A pup should not be left in a cage for more than 3 hours at a time and must always be fed, watered and had ample time to toilet beforehand. They are less likely to soil their bed so it will help with house-training, a pup left loose in the kitchen will wake up and walk around and so will probably toilet. Ideally a pup should be taken out in the garden to a toilet area every twenty minutes while awake, every time he wakes up and after every meal. Praise every time they toilet outside, ignore any accidents inside but clean up with a biological cleaner to remove any trace of odour. Some puppies will pee with excitement when you greet them, don’t tell them off or they will just pee with submission, try to lessen the excitement or don’t greet the pup until outside. Puppies don’t have good bladder control until about 6 months so you need to think for them and if in doubt pop out into the garden. If they do pee in a part of the house or on a certain bed or mat, move the bed and put something in the way to prevent them getting to the place until the habit is broken.

 

A pup should always want to come to you, they are a pack animal so should happily follow wherever you go. A breeder may have called the puppies in to feed them so continue to do this. Don’t ever call if you think they are not going to come. Always praise them when they come and never do anything they may consider a punishment when you have called them. For example if you wanted to wash his feet and you know he does not like it, don’t call him, just go and get him instead. Never ever chase after him, try running away instead, he will chase you.

 

For the first few days the pup will be uncertain and not want to be on his own but as he gets more confident he may not come when you call so try not to call him at home but take him out to safe but new places and call and run away from him there. Always give masses of praise when he comes to you and a small food treat is OK but not used as a bribe when he has ignored you. Hiding from the pup when at home or out will make him like finding you. Always call in a happy voice or whistle as high pitched sounds are better. Don’t call if he is being fussed by somebody or playing with another dog, just go and get him. A thin house line can be left trailing if you are worried about the pup not coming, you then only need to get near the pup and you can stand on the line and bring him into you nicely rather than trying to grab the puppy which will make the puppy avoid you in the future. This is very useful in the garden if you think you could have a problem getting him in but never leave it on unless you are there or he could get tied up.

 

These three lessons can also be used with older dogs that have problems; you will have to keep up the new regime until the old habits are forgotten.
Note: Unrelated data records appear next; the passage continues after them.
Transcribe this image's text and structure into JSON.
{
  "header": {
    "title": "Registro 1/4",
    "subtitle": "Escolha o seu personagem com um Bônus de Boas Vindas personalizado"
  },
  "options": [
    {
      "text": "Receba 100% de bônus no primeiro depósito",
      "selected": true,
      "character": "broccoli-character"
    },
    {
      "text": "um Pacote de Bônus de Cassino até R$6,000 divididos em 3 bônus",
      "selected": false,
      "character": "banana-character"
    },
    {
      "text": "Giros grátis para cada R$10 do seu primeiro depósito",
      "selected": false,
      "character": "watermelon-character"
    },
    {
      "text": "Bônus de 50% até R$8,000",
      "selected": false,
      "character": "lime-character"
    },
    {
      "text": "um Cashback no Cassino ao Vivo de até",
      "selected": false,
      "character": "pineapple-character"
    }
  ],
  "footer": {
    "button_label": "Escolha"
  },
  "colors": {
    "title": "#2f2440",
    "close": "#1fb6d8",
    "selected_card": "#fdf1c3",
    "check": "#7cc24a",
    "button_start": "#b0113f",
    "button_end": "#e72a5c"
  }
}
When teaching an older dog to be left in a cage, you have to build it up just ten minutes at a time until he is happy to be in there for an hour or so with you in the house, you may not be able to go out and leave him alone for a few weeks."

Expert tips on your pup's first

obedience lesson with Posh Dogs